Interface dataset entries
[Start of Attachment]

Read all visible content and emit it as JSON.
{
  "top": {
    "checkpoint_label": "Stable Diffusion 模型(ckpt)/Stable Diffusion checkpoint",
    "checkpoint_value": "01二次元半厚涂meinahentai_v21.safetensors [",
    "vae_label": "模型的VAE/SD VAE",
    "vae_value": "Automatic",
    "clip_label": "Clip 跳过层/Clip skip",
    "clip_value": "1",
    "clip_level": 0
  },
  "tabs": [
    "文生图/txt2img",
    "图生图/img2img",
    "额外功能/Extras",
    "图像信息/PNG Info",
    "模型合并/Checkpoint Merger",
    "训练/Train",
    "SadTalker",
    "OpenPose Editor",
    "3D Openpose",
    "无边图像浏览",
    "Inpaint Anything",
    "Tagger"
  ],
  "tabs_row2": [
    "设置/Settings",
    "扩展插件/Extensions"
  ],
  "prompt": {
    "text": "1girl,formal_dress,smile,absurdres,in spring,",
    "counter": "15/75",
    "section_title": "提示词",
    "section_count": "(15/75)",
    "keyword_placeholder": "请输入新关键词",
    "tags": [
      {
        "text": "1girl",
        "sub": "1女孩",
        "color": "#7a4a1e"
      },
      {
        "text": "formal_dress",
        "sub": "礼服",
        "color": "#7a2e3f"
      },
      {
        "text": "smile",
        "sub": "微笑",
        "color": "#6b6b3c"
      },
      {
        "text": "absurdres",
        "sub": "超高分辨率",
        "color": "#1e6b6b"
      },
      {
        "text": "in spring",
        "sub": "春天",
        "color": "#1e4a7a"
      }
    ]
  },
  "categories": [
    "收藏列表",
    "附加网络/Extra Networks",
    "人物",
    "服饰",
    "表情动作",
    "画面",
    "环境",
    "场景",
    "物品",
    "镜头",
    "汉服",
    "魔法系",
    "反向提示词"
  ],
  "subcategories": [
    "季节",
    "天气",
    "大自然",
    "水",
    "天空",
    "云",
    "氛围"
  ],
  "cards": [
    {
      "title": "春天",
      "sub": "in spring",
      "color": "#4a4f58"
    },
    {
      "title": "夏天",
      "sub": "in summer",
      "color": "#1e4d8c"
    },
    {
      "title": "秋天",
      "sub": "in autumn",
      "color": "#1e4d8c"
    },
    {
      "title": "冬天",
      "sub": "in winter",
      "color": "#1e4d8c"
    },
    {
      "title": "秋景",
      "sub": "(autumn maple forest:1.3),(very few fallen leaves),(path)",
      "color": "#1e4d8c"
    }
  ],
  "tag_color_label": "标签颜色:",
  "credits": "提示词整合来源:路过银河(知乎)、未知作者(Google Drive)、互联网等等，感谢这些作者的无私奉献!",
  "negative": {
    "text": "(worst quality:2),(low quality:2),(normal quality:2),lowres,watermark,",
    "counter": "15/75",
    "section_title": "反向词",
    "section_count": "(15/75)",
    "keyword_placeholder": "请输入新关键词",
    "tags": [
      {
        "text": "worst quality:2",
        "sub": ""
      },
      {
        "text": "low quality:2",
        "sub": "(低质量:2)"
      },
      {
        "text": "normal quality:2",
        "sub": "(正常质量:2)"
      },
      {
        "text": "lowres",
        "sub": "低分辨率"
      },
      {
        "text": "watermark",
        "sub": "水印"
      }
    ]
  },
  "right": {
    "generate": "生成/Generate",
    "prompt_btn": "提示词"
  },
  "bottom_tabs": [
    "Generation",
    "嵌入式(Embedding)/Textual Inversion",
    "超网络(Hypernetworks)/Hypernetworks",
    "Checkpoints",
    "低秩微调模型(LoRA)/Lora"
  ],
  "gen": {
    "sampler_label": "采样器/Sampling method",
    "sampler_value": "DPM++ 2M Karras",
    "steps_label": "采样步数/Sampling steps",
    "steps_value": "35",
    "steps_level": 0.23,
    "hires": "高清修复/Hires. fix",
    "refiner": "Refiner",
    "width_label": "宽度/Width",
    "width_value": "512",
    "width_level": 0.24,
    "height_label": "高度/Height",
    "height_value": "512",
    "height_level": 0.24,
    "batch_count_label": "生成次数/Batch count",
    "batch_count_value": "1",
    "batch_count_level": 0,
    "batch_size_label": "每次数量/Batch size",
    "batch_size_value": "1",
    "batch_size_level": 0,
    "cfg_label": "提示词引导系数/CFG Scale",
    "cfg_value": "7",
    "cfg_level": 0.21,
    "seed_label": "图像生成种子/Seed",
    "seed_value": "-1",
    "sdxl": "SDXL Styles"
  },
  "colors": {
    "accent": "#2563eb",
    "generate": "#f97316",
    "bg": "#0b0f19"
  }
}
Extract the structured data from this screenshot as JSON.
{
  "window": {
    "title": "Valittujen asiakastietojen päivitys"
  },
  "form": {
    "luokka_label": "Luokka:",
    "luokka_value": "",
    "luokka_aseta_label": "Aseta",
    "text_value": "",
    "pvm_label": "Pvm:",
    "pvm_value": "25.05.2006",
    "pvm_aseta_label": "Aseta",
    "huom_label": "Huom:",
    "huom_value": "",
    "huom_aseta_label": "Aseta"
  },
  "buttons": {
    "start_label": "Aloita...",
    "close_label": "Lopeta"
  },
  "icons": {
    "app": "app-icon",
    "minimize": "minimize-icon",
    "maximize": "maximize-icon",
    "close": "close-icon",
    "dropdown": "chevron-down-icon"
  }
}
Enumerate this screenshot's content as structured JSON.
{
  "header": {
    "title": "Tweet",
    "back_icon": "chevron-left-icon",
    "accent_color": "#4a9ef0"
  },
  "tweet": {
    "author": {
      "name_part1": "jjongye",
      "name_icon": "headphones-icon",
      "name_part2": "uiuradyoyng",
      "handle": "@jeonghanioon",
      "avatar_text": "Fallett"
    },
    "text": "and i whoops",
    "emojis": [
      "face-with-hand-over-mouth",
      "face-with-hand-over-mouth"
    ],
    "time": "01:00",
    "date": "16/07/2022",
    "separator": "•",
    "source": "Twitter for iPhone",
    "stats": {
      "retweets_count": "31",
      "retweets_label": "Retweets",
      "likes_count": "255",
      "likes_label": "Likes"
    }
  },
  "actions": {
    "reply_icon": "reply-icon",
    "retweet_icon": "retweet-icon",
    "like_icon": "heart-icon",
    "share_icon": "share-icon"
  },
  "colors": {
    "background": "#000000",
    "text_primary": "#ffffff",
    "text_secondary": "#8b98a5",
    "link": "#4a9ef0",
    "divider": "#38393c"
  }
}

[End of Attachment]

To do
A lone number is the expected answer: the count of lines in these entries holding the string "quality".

Exercise solution
4